The children are sleeping,
you haven’t said goodnight. 

Thea Goodman is the author of a novel, THE SUNSHINE WHEN SHE’S GONE (Henry Holt and Co. 2013.) Her fiction, essays and poetry have appeared in this journal, The Rumpus, The New England Review and other venues and have been awarded a Pushcart Prize Special Mention and The Columbia Fiction Award. She’s at work on a new novel and poems and periodically teaches writing at The University of Chicago. 

Post Truth & I Watch the Fireworks

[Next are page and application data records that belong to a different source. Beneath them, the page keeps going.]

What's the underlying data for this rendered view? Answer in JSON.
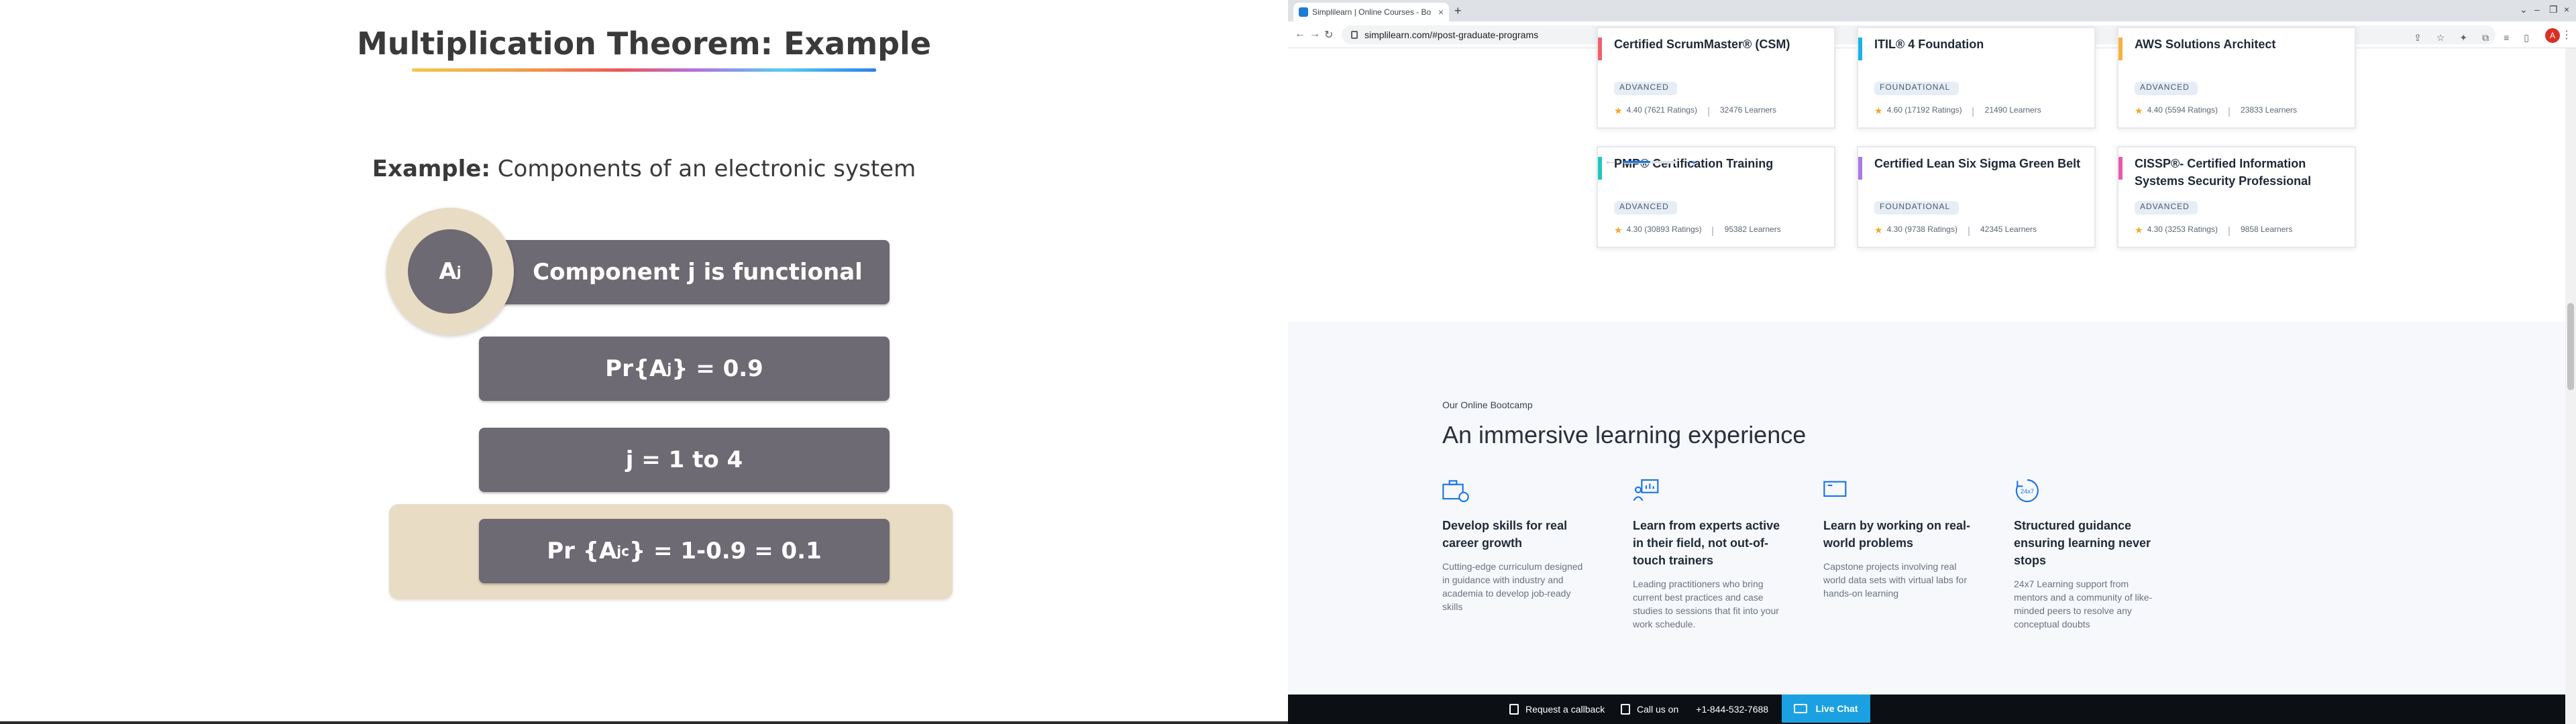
{
  "slide": {
    "title": "Multiplication Theorem: Example",
    "example_label": "Example:",
    "example_text": " Components of an electronic system",
    "circle_base": "A",
    "circle_sub": "j",
    "box1_text": "Component j is functional",
    "box2_pre": "Pr{A",
    "box2_sub": "j",
    "box2_post": " } = 0.9",
    "box3_text": "j = 1 to 4",
    "box4_pre": "Pr {A",
    "box4_sub": "j",
    "box4_sup": "c",
    "box4_post": "} = 1-0.9 = 0.1"
  },
  "browser": {
    "tab_title": "Simplilearn | Online Courses - Bo",
    "url": "simplilearn.com/#post-graduate-programs",
    "profile_initial": "A"
  },
  "courses": [
    {
      "title": "Certified ScrumMaster® (CSM)",
      "level": "ADVANCED",
      "rating": "4.40 (7621 Ratings)",
      "learners": "32476 Learners",
      "accent": "#f0616b"
    },
    {
      "title": "ITIL® 4 Foundation",
      "level": "FOUNDATIONAL",
      "rating": "4.60 (17192 Ratings)",
      "learners": "21490 Learners",
      "accent": "#1ab1e8"
    },
    {
      "title": "AWS Solutions Architect",
      "level": "ADVANCED",
      "rating": "4.40 (5594 Ratings)",
      "learners": "23833 Learners",
      "accent": "#f5b13b"
    },
    {
      "title": "PMP® Certification Training",
      "level": "ADVANCED",
      "rating": "4.30 (30893 Ratings)",
      "learners": "95382 Learners",
      "accent": "#1cc9c0"
    },
    {
      "title": "Certified Lean Six Sigma Green Belt",
      "level": "FOUNDATIONAL",
      "rating": "4.30 (9738 Ratings)",
      "learners": "42345 Learners",
      "accent": "#a77be4"
    },
    {
      "title": "CISSP®- Certified Information Systems Security Professional",
      "level": "ADVANCED",
      "rating": "4.30 (3253 Ratings)",
      "learners": "9858 Learners",
      "accent": "#e85aa8"
    }
  ],
  "bootcamp": {
    "eyebrow": "Our Online Bootcamp",
    "heading": "An immersive learning experience",
    "features": [
      {
        "icon": "briefcase-icon",
        "title": "Develop skills for real career growth",
        "desc": "Cutting-edge curriculum designed in guidance with industry and academia to develop job-ready skills"
      },
      {
        "icon": "trainer-board-icon",
        "title": "Learn from experts active in their field, not out-of-touch trainers",
        "desc": "Leading practitioners who bring current best practices and case studies to sessions that fit into your work schedule."
      },
      {
        "icon": "monitor-icon",
        "title": "Learn by working on real-world problems",
        "desc": "Capstone projects involving real world data sets with virtual labs for hands-on learning"
      },
      {
        "icon": "clock-24x7-icon",
        "title": "Structured guidance ensuring learning never stops",
        "desc": "24x7 Learning support from mentors and a community of like-minded peers to resolve any conceptual doubts"
      }
    ],
    "icon_24x7": "24x7"
  },
  "bottom_bar": {
    "callback": "Request a callback",
    "call_us": "Call us on",
    "phone": "+1-844-532-7688",
    "live_chat": "Live Chat"
  },
  "carousel": {
    "progress": 0.5
  },
  "colors": {
    "slide_box": "#6e6a73",
    "slide_band": "#e8dcc4",
    "brand_blue": "#1a73e8",
    "live_chat": "#1ba1e2"
  }
}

& so, it was as it always is
the beginning a little shaking
& the end an effervescence
before long no one talked about it
as they are trying to now
taking liberty by the lapels
one-part muddled mint
equal parts gin, shaken not stirred
a panatela between the fingers
observing the new world
a highly marketable machine
they are toyetic, but charms
like theirs come at a price
as much as a one-way ticket
to Mars, out of this town
out of this world, fast as light
temerarious heights, manifest destiny
they’re a go for launch, now or never
new frontier, finders keepers
a fuselage penetrating gravity
manspreading, breaking loose & free
conquistador, ahistorical, non-umbilical

Jasper Haze is an absurd logophile who lives in the Bay Area. He is an IT professional at Stanford University and holds an MFA in poetry from Sarah Lawrence College. His work has appeared in the Cimarron Review, Barrow Street, Harpur Palate, and elsewhere.

Page 1 of 12

Powered by WordPress & Theme by Anders Norén